As the country continues to grapple with the continuous increase in cement prices, local cement manufacturers say efforts are being made to avert high production cost in a bid to reduce the price of the product.
They, however, say the continuous existence of a fumigation levy (Ghana Health Service Disinfectant levy) on imported raw materials for producing cement is hindering such efforts.
Cement Manufacturers have over the past 4 years been paying a fumigation fee of $0.50 per ton of each of the raw materials needed for producing cement, a situation the Chamber of Cement Manufacturers, Ghana (COCMAG) has described as pure extortion.
Rev. Dr. George Dawson-Ahmoah, Executive Secretary of COCMAG who spoke to the press explained that the Chamber with support from the Ministry of Trade and Industry had made several appeals to Government to wave off the fumigation fee at the port but to no avail.

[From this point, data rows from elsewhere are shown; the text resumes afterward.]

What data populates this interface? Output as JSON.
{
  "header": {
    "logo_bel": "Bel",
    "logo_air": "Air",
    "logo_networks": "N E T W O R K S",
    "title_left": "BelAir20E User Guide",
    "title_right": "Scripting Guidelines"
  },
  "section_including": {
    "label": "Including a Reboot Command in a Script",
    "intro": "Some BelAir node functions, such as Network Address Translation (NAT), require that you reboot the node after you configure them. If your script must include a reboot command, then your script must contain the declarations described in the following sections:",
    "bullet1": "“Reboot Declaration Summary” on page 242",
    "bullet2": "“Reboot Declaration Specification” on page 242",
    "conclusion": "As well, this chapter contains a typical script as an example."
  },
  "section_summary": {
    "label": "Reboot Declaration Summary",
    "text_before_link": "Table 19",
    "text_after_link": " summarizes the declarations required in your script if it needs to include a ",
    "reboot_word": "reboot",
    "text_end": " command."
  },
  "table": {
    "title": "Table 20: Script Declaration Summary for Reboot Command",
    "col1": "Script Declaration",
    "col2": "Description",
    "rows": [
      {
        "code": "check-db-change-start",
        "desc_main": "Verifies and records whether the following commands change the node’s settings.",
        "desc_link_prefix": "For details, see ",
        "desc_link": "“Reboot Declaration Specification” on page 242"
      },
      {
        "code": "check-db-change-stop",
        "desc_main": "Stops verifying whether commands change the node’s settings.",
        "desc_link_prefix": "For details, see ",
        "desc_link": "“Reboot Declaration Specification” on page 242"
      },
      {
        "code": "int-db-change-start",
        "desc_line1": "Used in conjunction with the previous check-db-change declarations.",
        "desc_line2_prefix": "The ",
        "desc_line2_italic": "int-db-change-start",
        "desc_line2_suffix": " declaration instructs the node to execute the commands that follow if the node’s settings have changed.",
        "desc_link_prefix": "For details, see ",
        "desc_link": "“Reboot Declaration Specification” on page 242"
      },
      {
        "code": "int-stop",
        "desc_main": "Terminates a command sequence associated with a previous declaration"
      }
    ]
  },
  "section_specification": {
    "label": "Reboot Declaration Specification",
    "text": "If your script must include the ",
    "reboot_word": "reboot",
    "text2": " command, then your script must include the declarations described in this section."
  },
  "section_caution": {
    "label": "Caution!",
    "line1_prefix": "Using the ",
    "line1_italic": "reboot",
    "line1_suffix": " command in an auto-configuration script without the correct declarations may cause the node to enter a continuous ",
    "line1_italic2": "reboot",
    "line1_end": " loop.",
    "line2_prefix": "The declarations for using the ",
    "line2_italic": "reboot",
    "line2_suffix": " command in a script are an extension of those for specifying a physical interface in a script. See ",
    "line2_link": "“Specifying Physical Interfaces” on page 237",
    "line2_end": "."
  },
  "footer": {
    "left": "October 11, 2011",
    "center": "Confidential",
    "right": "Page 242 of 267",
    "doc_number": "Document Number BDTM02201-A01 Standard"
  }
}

He argued that the exercise is not necessary for dry cargo such as clinker, limestone and other cement raw materials, which most often do not exit through the Port gate.

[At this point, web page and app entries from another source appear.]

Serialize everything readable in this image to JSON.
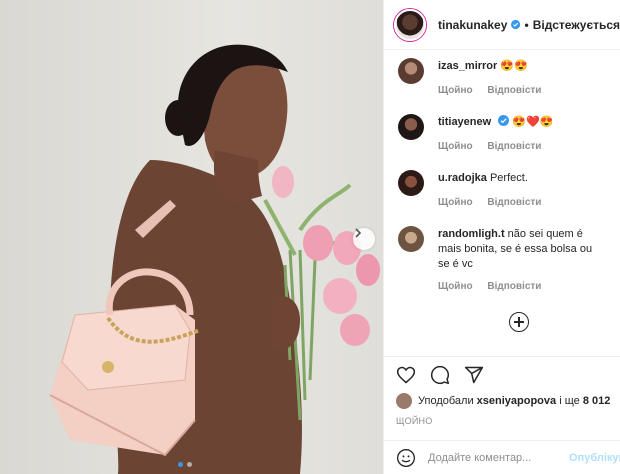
{
  "post": {
    "author": "tinakunakey",
    "separator": "•",
    "follow_state": "Відстежується",
    "photo_alt_icon": "photo"
  },
  "comments": [
    {
      "user": "izas_mirror",
      "text": "😍😍",
      "reply_time": "Щойно",
      "reply_label": "Відповісти",
      "avatar_color": "#7a5a4c"
    },
    {
      "user": "titiayenew",
      "text": "😍❤️😍",
      "reply_time": "Щойно",
      "reply_label": "Відповісти",
      "avatar_color": "#3b2a26",
      "verified": true
    },
    {
      "user": "u.radojka",
      "text": "Perfect.",
      "reply_time": "Щойно",
      "reply_label": "Відповісти",
      "avatar_color": "#4a2e2a"
    },
    {
      "user": "randomligh.t",
      "text": "não sei quem é mais bonita, se é essa bolsa ou se é vc",
      "reply_time": "Щойно",
      "reply_label": "Відповісти",
      "avatar_color": "#a88a70"
    }
  ],
  "likes": {
    "prefix": "Уподобали",
    "user": "xseniyapopova",
    "middle": "і ще",
    "count": "8 012"
  },
  "timestamp": "ЩОЙНО",
  "composer": {
    "placeholder": "Додайте коментар...",
    "publish": "Опублікувати"
  },
  "colors": {
    "verified": "#3897f0",
    "link_disabled": "#b2dffc",
    "muted": "#8e8e8e"
  }
}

“This levy yields to over millions of dollars, an amount the cement manufacturers could have used to enhance their productivity to create more employment. In fact, this is pure extortion because we’re being charged for no work done and experts including the Ghana Ports Authority, Ghana Standards Authority and other meaningful stakeholders have all concerted to the fact that fumigation of cement raw materials is absolutely unnecessary,” Rev. Dr. Dawson-Ahmoah insisted.
He added that even more worrisome is the fact that this levy is an additional cost to cement production.
“Due to the instability in the foreign currency, high freight charges leading to high cost of raw materials, we’ve seen a continuous rise in cement prices for some time now and to entertain an extortion of a so-called fumigation levy will worsen the situation.”
“We are therefore calling on government to as a matter of urgency call the Ministry of Health to order to salvage the situation and avert any future adverse implication on the cement industry,” said Rev Dr Dawson-Ahmoah.
Some health specialists at the port who spoke to the media admitted that cement components including clinker are not injurious to safety and more so do not pass through the machines that disinfect any item entering into the country as such the call by the cement manufacturers to wave off such fumigation levy is in order.
The Chamber of Cement Manufacturers, Ghana is the mouthpiece for the cement industry, legally registered since 2017 with the aim of advocating for fair trade practices within the cement industry.
In view of its sensitivity to the economy, the government represented by the Ministry of Trade and Industry (MOTI) has signed a Memorandum of Understanding (MoU) with COCMAG to collaborate on strategic issues confronting the industry.
COCMAG is also in the process of signing an MoU with the Ghana Standards Authority (GSA) to collaborate in protecting the integrity of buildings and infrastructures in the country through adherence to the appropriate standards.